= YOUR ASSIGNMENT =
Start to finish, the listing must be rewritten exactly.

= EXERCISE MATERIAL =
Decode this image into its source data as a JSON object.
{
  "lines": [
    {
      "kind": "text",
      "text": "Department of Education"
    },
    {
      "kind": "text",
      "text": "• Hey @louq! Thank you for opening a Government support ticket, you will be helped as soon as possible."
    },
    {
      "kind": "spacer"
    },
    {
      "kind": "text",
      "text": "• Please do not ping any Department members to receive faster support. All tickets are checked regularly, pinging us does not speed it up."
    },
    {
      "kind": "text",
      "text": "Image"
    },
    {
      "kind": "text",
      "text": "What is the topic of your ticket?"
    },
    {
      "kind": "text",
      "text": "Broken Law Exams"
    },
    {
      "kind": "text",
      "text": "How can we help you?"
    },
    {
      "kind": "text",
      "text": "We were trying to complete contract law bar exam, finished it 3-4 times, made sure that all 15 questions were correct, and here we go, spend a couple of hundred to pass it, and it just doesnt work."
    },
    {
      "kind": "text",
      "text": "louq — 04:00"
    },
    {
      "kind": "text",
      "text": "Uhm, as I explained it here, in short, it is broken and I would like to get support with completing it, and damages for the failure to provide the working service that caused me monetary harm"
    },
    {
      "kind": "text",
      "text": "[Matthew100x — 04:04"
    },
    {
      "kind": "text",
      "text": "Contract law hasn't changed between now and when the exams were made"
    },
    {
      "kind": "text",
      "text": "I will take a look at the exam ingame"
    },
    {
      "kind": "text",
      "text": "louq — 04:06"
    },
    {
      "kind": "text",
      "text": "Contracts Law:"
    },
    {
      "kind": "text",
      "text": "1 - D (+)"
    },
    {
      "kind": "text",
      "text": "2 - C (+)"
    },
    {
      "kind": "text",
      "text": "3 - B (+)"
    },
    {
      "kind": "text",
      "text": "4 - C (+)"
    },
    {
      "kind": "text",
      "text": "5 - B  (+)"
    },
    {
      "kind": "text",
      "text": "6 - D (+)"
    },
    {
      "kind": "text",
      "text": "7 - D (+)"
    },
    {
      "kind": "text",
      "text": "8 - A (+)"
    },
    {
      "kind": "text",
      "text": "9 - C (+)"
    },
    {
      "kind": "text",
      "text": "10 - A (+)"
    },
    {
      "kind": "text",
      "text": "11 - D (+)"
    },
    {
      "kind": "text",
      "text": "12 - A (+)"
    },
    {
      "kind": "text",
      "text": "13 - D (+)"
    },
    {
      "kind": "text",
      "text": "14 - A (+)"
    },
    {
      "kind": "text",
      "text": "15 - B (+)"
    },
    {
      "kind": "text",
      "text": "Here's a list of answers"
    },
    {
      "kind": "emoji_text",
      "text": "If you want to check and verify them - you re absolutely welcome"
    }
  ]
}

= TASK RESPONSE =
Decode this image into its source data as a JSON object.
{
  "lines": [
    {
      "kind": "text",
      "text": "Department of Education"
    },
    {
      "kind": "text",
      "text": "• Hey @louq! Thank you for opening a Government support ticket, you will be helped as soon as possible."
    },
    {
      "kind": "spacer"
    },
    {
      "kind": "text",
      "text": "• Please do not ping any Department members to receive faster support. All tickets are checked regularly, pinging us does not speed it up."
    },
    {
      "kind": "text",
      "text": "Image"
    },
    {
      "kind": "text",
      "text": "What is the topic of your ticket?"
    },
    {
      "kind": "text",
      "text": "Broken Law Exams"
    },
    {
      "kind": "text",
      "text": "How can we help you?"
    },
    {
      "kind": "text",
      "text": "We were trying to complete contract law bar exam, finished it 3-4 times, made sure that all 15 questions were correct, and here we go, spend a couple of hundred to pass it, and it just doesnt work."
    },
    {
      "kind": "text",
      "text": "louq — 04:00"
    },
    {
      "kind": "text",
      "text": "Uhm, as I explained it here, in short, it is broken and I would like to get support with completing it, and damages for the failure to provide the working service that caused me monetary harm"
    },
    {
      "kind": "text",
      "text": "[Matthew100x — 04:04"
    },
    {
      "kind": "text",
      "text": "Contract law hasn't changed between now and when the exams were made"
    },
    {
      "kind": "text",
      "text": "I will take a look at the exam ingame"
    },
    {
      "kind": "text",
      "text": "louq — 04:06"
    },
    {
      "kind": "text",
      "text": "Contracts Law:"
    },
    {
      "kind": "text",
      "text": "1 - D (+)"
    },
    {
      "kind": "text",
      "text": "2 - C (+)"
    },
    {
      "kind": "text",
      "text": "3 - B (+)"
    },
    {
      "kind": "text",
      "text": "4 - C (+)"
    },
    {
      "kind": "text",
      "text": "5 - B  (+)"
    },
    {
      "kind": "text",
      "text": "6 - D (+)"
    },
    {
      "kind": "text",
      "text": "7 - D (+)"
    },
    {
      "kind": "text",
      "text": "8 - A (+)"
    },
    {
      "kind": "text",
      "text": "9 - C (+)"
    },
    {
      "kind": "text",
      "text": "10 - A (+)"
    },
    {
      "kind": "text",
      "text": "11 - D (+)"
    },
    {
      "kind": "text",
      "text": "12 - A (+)"
    },
    {
      "kind": "text",
      "text": "13 - D (+)"
    },
    {
      "kind": "text",
      "text": "14 - A (+)"
    },
    {
      "kind": "text",
      "text": "15 - B (+)"
    },
    {
      "kind": "text",
      "text": "Here's a list of answers"
    },
    {
      "kind": "emoji_text",
      "text": "If you want to check and verify them - you re absolutely welcome"
    }
  ]
}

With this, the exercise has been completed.